Alone in the Dark
There are two kinds of movies. There are entertainers and there are challengers. Considering the way it completely breaks apart 73 seconds in and goes on to be regarded as one the most shameful and preventable disasters ever recorded, Uwe Boll's Alone in the Dark is decidedly a Challenger.
Indeed, the film challenges both its audience and the culture surrounding it. Particularly bold are its alien monsters, which Uwe has unapologetically dubbed "Xenos", daring you to compare them to the more well-known and highly regarded Xerox subsidiary, Zeno Office Solutions. Bolder still is the casting of vapid space case Tara Reid as an ostensibly competent archaeologist, sending the uplifting message that dumb girls can be smart too.
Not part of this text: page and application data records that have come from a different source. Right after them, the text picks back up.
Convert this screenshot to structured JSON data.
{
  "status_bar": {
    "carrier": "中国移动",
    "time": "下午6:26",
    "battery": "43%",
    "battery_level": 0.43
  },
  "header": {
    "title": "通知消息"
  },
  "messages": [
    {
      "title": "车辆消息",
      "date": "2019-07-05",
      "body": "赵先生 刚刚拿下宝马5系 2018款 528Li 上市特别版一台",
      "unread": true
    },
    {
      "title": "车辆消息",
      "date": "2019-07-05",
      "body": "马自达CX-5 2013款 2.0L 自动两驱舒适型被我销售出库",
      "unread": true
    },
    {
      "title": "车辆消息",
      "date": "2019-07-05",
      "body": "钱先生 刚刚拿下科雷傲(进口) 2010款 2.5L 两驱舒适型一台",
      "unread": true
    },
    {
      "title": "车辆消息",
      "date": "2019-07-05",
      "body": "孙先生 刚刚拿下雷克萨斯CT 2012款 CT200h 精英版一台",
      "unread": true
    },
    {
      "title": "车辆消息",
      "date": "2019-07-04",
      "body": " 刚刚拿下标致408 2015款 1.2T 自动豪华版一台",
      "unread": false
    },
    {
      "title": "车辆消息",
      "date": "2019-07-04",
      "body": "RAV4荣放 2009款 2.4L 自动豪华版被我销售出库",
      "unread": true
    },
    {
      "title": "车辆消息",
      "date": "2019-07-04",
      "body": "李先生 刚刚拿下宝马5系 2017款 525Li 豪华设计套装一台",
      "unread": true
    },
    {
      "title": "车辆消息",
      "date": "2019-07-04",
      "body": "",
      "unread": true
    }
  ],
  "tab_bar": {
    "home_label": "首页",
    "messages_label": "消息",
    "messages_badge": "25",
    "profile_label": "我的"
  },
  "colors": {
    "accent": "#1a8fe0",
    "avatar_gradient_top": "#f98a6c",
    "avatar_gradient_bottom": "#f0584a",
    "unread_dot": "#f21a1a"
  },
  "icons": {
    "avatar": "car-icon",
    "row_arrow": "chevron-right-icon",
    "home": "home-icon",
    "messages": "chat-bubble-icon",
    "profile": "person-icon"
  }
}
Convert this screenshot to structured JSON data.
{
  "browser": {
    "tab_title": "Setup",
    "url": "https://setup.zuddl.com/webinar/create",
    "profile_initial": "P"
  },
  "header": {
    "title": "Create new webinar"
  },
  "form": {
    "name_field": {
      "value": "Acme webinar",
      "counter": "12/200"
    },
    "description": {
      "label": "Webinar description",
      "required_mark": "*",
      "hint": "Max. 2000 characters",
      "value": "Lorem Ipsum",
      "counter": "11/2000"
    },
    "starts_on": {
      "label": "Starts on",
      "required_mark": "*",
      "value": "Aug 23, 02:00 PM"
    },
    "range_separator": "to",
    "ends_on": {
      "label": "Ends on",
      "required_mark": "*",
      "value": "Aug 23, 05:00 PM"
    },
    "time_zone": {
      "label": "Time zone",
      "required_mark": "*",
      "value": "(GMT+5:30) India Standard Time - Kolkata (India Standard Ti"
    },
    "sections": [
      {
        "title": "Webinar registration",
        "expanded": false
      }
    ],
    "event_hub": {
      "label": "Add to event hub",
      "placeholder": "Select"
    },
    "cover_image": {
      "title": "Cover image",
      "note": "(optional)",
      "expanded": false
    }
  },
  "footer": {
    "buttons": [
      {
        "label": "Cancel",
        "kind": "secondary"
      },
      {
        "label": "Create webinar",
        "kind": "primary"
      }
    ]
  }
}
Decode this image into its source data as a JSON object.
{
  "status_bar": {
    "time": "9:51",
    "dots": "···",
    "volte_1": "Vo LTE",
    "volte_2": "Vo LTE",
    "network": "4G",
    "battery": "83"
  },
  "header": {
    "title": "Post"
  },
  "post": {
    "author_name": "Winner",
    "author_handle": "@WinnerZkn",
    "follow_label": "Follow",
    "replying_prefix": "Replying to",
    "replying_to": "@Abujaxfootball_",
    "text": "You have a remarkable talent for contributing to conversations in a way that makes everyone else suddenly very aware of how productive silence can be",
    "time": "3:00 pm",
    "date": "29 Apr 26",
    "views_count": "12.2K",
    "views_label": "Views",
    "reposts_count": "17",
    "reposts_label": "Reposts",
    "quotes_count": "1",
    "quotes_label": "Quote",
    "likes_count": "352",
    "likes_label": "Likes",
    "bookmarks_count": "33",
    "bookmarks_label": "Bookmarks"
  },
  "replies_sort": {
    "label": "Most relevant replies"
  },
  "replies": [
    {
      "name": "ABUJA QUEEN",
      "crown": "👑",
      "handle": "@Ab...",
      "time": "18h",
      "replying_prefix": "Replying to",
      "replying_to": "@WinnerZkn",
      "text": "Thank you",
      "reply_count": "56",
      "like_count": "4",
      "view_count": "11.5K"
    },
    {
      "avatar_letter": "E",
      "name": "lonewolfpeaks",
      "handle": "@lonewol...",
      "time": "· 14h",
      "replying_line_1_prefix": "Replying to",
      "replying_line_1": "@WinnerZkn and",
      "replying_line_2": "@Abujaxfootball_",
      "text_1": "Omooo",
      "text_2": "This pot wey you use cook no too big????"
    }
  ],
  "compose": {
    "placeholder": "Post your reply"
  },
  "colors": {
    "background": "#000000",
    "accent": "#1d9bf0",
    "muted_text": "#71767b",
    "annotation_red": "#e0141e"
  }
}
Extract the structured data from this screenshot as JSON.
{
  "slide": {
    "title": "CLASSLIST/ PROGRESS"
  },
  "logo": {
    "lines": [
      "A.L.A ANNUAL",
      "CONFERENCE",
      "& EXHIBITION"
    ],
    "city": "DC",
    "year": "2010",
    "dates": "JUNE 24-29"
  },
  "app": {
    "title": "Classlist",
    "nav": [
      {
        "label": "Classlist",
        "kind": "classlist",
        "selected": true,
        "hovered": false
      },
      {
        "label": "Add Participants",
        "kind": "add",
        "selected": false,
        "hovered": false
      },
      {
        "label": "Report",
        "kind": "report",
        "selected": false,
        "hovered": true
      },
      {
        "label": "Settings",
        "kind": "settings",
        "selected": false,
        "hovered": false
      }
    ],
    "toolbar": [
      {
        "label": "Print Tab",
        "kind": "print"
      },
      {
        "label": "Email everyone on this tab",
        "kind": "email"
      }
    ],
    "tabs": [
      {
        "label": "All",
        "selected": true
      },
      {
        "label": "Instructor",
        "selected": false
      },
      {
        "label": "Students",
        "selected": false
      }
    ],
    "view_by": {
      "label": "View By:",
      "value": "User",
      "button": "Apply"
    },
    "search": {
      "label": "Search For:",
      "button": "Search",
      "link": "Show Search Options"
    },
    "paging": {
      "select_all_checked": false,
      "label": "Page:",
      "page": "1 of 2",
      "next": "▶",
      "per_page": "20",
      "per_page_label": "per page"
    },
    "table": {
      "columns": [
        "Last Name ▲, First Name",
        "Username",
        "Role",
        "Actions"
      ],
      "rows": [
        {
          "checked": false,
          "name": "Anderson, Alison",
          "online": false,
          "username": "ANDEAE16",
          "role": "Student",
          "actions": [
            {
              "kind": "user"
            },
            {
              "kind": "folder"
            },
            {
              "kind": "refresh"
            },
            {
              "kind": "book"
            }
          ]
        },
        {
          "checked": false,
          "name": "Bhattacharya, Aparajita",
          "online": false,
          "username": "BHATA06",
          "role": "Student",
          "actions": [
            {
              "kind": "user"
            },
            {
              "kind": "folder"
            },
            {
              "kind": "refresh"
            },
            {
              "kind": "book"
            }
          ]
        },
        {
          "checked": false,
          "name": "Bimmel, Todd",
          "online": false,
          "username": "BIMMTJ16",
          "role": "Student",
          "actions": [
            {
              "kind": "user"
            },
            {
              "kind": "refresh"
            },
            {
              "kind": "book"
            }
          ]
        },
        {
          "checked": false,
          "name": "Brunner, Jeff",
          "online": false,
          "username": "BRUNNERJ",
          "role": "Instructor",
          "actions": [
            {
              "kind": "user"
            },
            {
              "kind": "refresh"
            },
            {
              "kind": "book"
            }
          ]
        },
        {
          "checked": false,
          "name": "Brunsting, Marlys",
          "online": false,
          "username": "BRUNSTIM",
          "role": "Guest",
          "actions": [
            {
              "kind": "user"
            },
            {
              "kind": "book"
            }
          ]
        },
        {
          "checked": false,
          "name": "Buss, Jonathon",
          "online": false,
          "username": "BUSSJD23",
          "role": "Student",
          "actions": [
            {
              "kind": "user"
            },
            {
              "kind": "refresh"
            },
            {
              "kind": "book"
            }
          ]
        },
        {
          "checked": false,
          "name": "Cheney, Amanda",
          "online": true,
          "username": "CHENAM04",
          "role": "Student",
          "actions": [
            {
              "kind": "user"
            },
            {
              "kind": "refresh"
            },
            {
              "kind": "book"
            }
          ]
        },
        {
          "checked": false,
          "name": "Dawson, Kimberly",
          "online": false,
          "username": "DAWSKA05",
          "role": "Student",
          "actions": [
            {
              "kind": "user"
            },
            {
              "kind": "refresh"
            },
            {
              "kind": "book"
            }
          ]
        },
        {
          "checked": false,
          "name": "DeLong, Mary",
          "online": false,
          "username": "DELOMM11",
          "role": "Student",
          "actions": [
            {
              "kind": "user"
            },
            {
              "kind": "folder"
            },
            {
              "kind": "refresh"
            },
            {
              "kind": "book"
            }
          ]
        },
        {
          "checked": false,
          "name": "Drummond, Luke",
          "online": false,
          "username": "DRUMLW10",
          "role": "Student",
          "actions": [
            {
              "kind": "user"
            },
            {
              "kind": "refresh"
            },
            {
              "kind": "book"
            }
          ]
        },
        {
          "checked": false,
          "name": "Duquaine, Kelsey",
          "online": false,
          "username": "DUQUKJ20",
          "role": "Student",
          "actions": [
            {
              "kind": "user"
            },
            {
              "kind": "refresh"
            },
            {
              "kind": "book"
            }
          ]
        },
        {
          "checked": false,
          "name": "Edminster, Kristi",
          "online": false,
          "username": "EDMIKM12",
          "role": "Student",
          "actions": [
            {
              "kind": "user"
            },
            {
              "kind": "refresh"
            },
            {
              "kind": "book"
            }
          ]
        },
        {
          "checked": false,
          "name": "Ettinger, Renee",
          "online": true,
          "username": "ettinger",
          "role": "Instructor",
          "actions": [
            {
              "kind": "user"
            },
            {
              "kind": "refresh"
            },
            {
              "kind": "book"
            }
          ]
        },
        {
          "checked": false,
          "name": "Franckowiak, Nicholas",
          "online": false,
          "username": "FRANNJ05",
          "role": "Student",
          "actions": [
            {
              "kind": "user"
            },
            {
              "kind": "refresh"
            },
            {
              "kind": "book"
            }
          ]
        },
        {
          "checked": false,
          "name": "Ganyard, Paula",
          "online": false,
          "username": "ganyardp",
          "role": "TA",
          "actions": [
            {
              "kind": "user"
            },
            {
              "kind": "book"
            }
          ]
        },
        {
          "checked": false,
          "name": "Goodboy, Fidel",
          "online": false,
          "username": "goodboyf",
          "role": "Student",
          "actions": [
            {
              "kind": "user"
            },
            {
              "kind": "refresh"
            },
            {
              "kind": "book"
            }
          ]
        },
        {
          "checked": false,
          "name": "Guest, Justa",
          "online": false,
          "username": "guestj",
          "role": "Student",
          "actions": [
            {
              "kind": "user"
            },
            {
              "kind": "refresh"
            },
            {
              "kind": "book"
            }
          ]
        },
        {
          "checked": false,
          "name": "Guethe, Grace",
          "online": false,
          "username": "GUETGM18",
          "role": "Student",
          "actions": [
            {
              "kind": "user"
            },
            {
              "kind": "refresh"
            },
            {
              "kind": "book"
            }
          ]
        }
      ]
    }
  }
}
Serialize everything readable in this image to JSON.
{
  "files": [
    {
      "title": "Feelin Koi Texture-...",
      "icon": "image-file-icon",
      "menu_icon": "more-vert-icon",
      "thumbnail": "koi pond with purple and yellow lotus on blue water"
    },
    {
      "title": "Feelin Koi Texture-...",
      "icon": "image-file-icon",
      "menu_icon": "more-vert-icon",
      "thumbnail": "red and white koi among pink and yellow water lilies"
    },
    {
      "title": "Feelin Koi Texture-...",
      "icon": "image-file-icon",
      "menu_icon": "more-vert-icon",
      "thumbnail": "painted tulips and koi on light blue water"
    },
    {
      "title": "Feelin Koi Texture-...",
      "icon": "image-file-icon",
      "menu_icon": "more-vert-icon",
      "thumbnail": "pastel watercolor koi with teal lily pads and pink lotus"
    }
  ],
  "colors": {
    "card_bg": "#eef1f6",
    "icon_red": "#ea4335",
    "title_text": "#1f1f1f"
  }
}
But perhaps the most challenging aspect of the film is the way Uwe expands and evolves the frankly played-out "unreliable narrator" convention to also include an unreliable prop department, unreliable captioning, and a bevy of unreliable lighting rigs. What is the plot? Uwe won't tell you, and by doing so, he cheekily holds up a mirror to you, the sole viewer in the empty theater, to reveal that it is YOU who is alone and in the dark.